WORK ORDER: All of the entries, apart from their pictures, are to be copied verbatim.

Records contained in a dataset
- - - - - - -
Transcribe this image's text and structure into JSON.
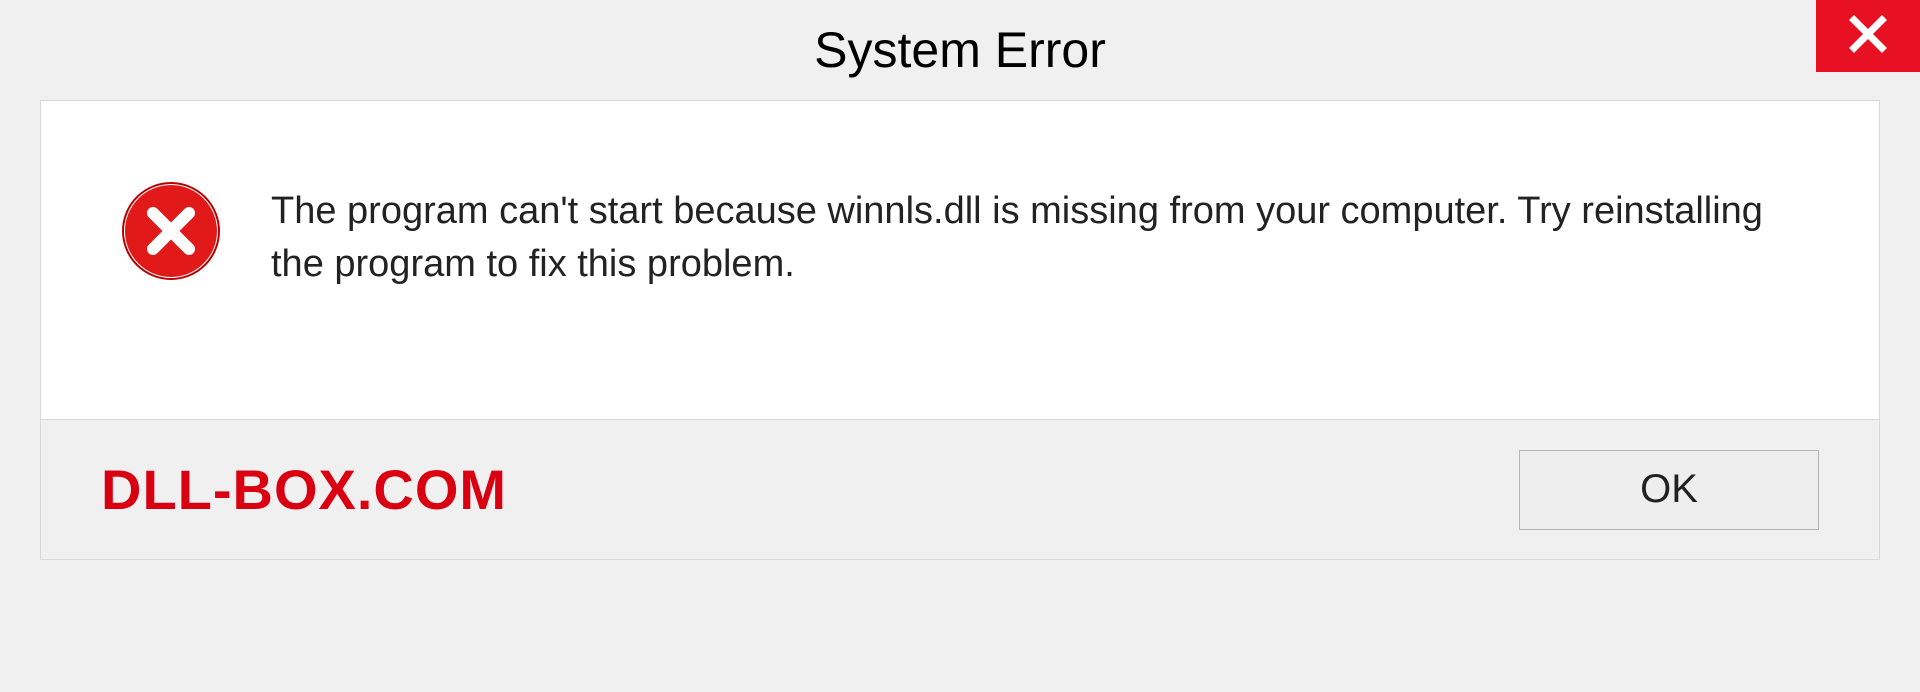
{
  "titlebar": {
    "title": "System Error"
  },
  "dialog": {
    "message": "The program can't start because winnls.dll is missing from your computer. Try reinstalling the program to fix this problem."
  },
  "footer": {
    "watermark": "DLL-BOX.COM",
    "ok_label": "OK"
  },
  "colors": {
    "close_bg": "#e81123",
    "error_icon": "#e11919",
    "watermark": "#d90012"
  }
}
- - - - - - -
EXERCISE OUTPUT:
Transcribe this image's text and structure into JSON.
{
  "titlebar": {
    "title": "System Error"
  },
  "dialog": {
    "message": "The program can't start because winnls.dll is missing from your computer. Try reinstalling the program to fix this problem."
  },
  "footer": {
    "watermark": "DLL-BOX.COM",
    "ok_label": "OK"
  },
  "colors": {
    "close_bg": "#e81123",
    "error_icon": "#e11919",
    "watermark": "#d90012"
  }
}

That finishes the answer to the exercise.